"To market, to market." So goes the nursery rhyme of our youth. But as a movement to shop local and support local growers through farmers markets continues to gain momentum and become a part of the community's collective ethos, I've been reminded of what going to market really means. Turns out, it's not only a way to shop local and benefit our community, but it's also a great way to find unique items and learn their stories from the people who produced them.
Many people know Robert Arender as a bartender extraordinaire (I call him the Drink Whisperer for his uncanny ability to know exactly what I want, even when I don't), but he also comes from a long line of tomato farmers. Robert's grandfather, Luther, started farming in 1977 and passed the tradition down to his sons, Robert, and his great-grandson, who proudly carry it on.
During tomato season, I get a thrill when he says that he has some out in his van so that I can get my fix on the way home—I'm one of those people who will eat a tomato like an apple with no shame. But if you don't want to corner Robert at the bar like a tomato junkie, you can find the Arender Boys at the Mississippi Farmers Market (929 High St., Open Tuesdays, Thursdays and Saturdays from 8 a.m. to 2 p.m.) and at Arender Tomatoes on Facebook. Of course, the market offers much more than tomatoes, and it's all fresh and beautiful.
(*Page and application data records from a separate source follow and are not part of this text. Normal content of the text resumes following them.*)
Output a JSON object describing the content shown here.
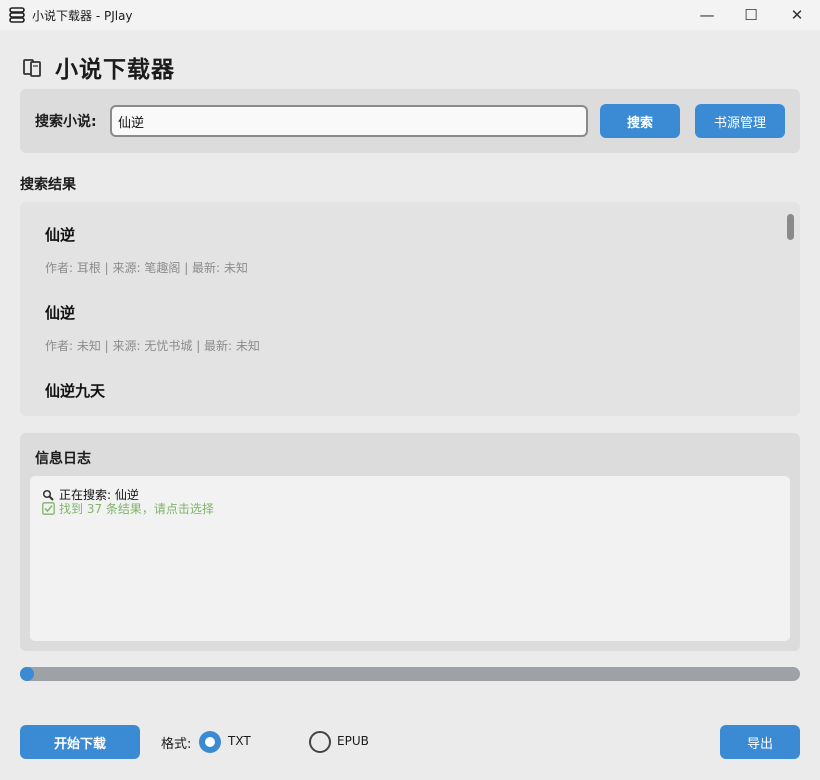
{
  "window": {
    "title": "小说下载器 - PJlay",
    "min_glyph": "—",
    "max_glyph": "☐",
    "close_glyph": "✕"
  },
  "header": {
    "title": "小说下载器",
    "icon": "books-icon"
  },
  "search": {
    "label": "搜索小说:",
    "value": "仙逆",
    "search_button": "搜索",
    "source_button": "书源管理"
  },
  "results": {
    "title": "搜索结果",
    "items": [
      {
        "name": "仙逆",
        "meta": "作者: 耳根 | 来源: 笔趣阁 | 最新: 未知"
      },
      {
        "name": "仙逆",
        "meta": "作者: 未知 | 来源: 无忧书城 | 最新: 未知"
      },
      {
        "name": "仙逆九天",
        "meta": ""
      }
    ]
  },
  "log": {
    "title": "信息日志",
    "lines": [
      {
        "icon": "magnifier-icon",
        "text": "正在搜索: 仙逆"
      },
      {
        "icon": "checkmark-icon",
        "text": "找到 37 条结果，请点击选择"
      }
    ]
  },
  "progress": {
    "value": 0.01
  },
  "bottom": {
    "start_button": "开始下载",
    "format_label": "格式:",
    "formats": [
      "TXT",
      "EPUB"
    ],
    "selected_format": "TXT",
    "export_button": "导出"
  },
  "colors": {
    "accent": "#3a8ad4",
    "success_text": "#7fb56a"
  }
}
The city is full of a number of specialty markets, too, and one of my favorites in that arena is the Asian market at Mr. Chen's Oriental Supermarket (5465 Interstate 55 N., 601-978-1865). Despite the fact that I don't actually cook, I grew up with a grandfather who adored cooking so much that he had a professional range installed in his home and read cookbooks at his kitchen table every day. It affected me so much that to this day, I remain fascinated with ingredients, grocery stores and the more theoretical aspects of food. So Mr. Chen's is kind of a playground for me. I love to look at the exotic produce, the fresh fish and the dry goods with labels that I can't read. It's an adventure, even if I only leave with some wasabi peas and a dragonfruit (OK, and some take-out).
Another of my favorite finds at Mr. Chen's is a handy fold-up fan that just happens to be embellished with tons of sequins (how could I resist?) That is perfect to carry in my purse during the summer.
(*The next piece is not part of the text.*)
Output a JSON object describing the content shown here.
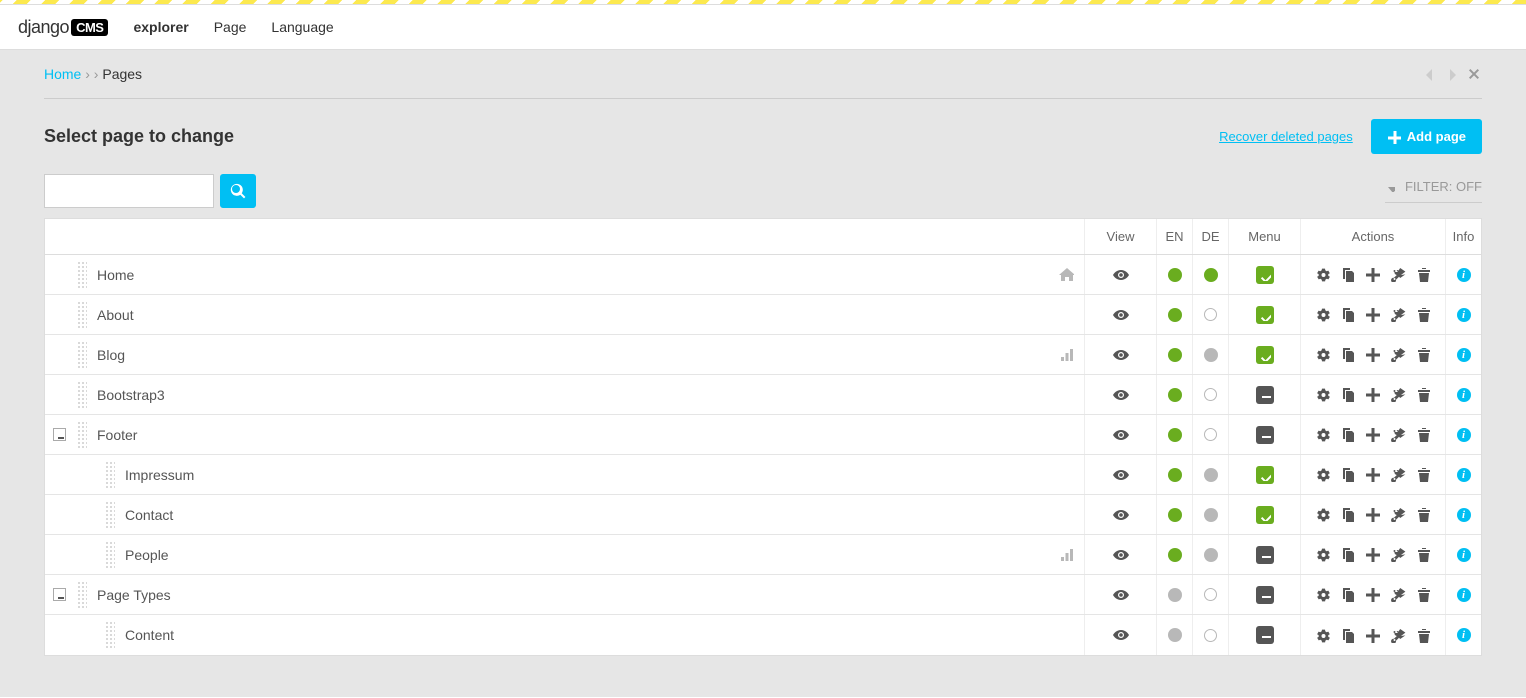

And speaking of summer, a final market that's worth braving the heat is the Flowood Flea Market and Salvage (1325 Flowood Drive, Flowood, open Saturdays 9 a.m. to 5 p.m. and Sundays noon-5 p.m., $1 admission). I went on a recent Saturday afternoon out of curiosity and had no idea the treasure trove that awaited.
The warehouse holds more than 36,000 square feet of antiques and collectibles from 120 vendor booths. In addition, there's a salvage market with great architectural pieces.
The flea market was full of inspiration and things I never knew I wanted: lots of colorful glassware (entire sets), chandeliers, vintage wooden Coca-Cola crates and stacks of old records. It was all fabulous, and I imagined all sorts of possibilities for incorporating them into my décor.
Naturally, though, my favorite find in the flea market side was a booth that showcased vintage accessories. I walked away with a great little purse and a mink muff—and the proprietor laughing at my purchase of fur in the middle of June. But pre-fall collections are out in retail clothing stores, so it's not to early to start thinking about the cooler weather. Besides, it was just too good to pass up, even if it's not in season.
I hope you'll take the time this summer to think outside the Big Box and explore some of the unique markets the area has to offer (the area has plenty more than the ones I mentioned here). You might find things that surprise and inspire you, in addition to supporting some great local folks.